What needs to be done: Would you please output the data exactly, omitting no line?
#####
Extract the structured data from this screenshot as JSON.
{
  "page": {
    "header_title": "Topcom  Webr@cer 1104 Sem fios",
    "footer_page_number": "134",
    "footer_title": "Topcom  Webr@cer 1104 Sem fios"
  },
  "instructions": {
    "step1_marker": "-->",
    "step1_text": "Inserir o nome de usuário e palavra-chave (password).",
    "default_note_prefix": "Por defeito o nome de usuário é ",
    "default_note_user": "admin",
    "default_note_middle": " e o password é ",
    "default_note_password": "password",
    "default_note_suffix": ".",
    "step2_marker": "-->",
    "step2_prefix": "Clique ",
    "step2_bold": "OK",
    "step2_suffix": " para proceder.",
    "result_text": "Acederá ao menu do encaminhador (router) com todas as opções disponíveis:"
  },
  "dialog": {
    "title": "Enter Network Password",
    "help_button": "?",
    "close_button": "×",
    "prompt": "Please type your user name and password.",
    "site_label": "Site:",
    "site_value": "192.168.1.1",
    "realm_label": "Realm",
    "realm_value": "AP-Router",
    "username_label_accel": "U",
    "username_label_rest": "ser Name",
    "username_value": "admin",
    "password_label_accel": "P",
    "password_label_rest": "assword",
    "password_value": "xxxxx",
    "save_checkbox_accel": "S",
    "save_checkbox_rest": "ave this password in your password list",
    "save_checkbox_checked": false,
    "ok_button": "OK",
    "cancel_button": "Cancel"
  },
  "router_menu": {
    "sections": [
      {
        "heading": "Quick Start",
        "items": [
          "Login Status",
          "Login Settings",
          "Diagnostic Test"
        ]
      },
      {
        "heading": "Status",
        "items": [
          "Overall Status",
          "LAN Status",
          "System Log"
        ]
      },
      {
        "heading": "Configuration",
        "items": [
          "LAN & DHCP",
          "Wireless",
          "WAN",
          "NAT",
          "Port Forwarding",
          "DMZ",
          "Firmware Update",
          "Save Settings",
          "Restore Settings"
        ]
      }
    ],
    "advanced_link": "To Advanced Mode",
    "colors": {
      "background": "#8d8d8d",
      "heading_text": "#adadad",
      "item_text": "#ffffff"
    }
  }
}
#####
Answer to this problem:
Extract the structured data from this screenshot as JSON.
{
  "page": {
    "header_title": "Topcom  Webr@cer 1104 Sem fios",
    "footer_page_number": "134",
    "footer_title": "Topcom  Webr@cer 1104 Sem fios"
  },
  "instructions": {
    "step1_marker": "-->",
    "step1_text": "Inserir o nome de usuário e palavra-chave (password).",
    "default_note_prefix": "Por defeito o nome de usuário é ",
    "default_note_user": "admin",
    "default_note_middle": " e o password é ",
    "default_note_password": "password",
    "default_note_suffix": ".",
    "step2_marker": "-->",
    "step2_prefix": "Clique ",
    "step2_bold": "OK",
    "step2_suffix": " para proceder.",
    "result_text": "Acederá ao menu do encaminhador (router) com todas as opções disponíveis:"
  },
  "dialog": {
    "title": "Enter Network Password",
    "help_button": "?",
    "close_button": "×",
    "prompt": "Please type your user name and password.",
    "site_label": "Site:",
    "site_value": "192.168.1.1",
    "realm_label": "Realm",
    "realm_value": "AP-Router",
    "username_label_accel": "U",
    "username_label_rest": "ser Name",
    "username_value": "admin",
    "password_label_accel": "P",
    "password_label_rest": "assword",
    "password_value": "xxxxx",
    "save_checkbox_accel": "S",
    "save_checkbox_rest": "ave this password in your password list",
    "save_checkbox_checked": false,
    "ok_button": "OK",
    "cancel_button": "Cancel"
  },
  "router_menu": {
    "sections": [
      {
        "heading": "Quick Start",
        "items": [
          "Login Status",
          "Login Settings",
          "Diagnostic Test"
        ]
      },
      {
        "heading": "Status",
        "items": [
          "Overall Status",
          "LAN Status",
          "System Log"
        ]
      },
      {
        "heading": "Configuration",
        "items": [
          "LAN & DHCP",
          "Wireless",
          "WAN",
          "NAT",
          "Port Forwarding",
          "DMZ",
          "Firmware Update",
          "Save Settings",
          "Restore Settings"
        ]
      }
    ],
    "advanced_link": "To Advanced Mode",
    "colors": {
      "background": "#8d8d8d",
      "heading_text": "#adadad",
      "item_text": "#ffffff"
    }
  }
}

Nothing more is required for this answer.